» YOUR GOAL
Lines before the one containing "Read all visible content and emit it as JSON." are excluded; retype that line and all remaining lines of the material exactly.
--------------------------------------------------
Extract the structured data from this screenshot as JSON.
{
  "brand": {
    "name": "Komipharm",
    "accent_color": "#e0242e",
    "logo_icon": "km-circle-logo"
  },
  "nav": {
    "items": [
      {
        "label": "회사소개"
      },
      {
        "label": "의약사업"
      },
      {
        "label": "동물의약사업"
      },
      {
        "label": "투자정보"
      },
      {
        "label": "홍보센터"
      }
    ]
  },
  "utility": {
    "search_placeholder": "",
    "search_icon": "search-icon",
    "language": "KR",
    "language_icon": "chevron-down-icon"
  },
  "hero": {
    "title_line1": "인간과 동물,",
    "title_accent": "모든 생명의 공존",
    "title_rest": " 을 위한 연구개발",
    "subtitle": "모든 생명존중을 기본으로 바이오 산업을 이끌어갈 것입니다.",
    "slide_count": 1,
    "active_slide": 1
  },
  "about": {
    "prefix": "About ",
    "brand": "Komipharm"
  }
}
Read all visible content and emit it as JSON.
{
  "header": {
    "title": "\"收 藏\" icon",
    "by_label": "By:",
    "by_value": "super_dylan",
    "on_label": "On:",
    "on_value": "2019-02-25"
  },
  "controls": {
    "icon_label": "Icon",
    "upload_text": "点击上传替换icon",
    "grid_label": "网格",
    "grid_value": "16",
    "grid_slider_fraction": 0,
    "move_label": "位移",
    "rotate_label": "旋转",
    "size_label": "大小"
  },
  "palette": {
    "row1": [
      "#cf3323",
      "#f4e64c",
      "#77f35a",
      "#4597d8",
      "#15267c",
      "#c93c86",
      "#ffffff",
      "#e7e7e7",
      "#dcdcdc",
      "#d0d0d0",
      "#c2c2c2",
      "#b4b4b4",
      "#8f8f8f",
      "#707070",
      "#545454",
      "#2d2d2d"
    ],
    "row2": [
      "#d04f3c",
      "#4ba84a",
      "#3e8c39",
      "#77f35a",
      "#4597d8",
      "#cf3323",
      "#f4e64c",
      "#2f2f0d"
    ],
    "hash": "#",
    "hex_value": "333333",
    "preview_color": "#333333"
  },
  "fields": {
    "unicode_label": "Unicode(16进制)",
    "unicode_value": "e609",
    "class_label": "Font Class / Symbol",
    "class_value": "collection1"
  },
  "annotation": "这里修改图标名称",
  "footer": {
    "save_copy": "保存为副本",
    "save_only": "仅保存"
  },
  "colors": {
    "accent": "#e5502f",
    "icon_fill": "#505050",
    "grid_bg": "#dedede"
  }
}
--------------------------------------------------
» EXERCISE OUTPUT
Read all visible content and emit it as JSON.
{
  "header": {
    "title": "\"收 藏\" icon",
    "by_label": "By:",
    "by_value": "super_dylan",
    "on_label": "On:",
    "on_value": "2019-02-25"
  },
  "controls": {
    "icon_label": "Icon",
    "upload_text": "点击上传替换icon",
    "grid_label": "网格",
    "grid_value": "16",
    "grid_slider_fraction": 0,
    "move_label": "位移",
    "rotate_label": "旋转",
    "size_label": "大小"
  },
  "palette": {
    "row1": [
      "#cf3323",
      "#f4e64c",
      "#77f35a",
      "#4597d8",
      "#15267c",
      "#c93c86",
      "#ffffff",
      "#e7e7e7",
      "#dcdcdc",
      "#d0d0d0",
      "#c2c2c2",
      "#b4b4b4",
      "#8f8f8f",
      "#707070",
      "#545454",
      "#2d2d2d"
    ],
    "row2": [
      "#d04f3c",
      "#4ba84a",
      "#3e8c39",
      "#77f35a",
      "#4597d8",
      "#cf3323",
      "#f4e64c",
      "#2f2f0d"
    ],
    "hash": "#",
    "hex_value": "333333",
    "preview_color": "#333333"
  },
  "fields": {
    "unicode_label": "Unicode(16进制)",
    "unicode_value": "e609",
    "class_label": "Font Class / Symbol",
    "class_value": "collection1"
  },
  "annotation": "这里修改图标名称",
  "footer": {
    "save_copy": "保存为副本",
    "save_only": "仅保存"
  },
  "colors": {
    "accent": "#e5502f",
    "icon_fill": "#505050",
    "grid_bg": "#dedede"
  }
}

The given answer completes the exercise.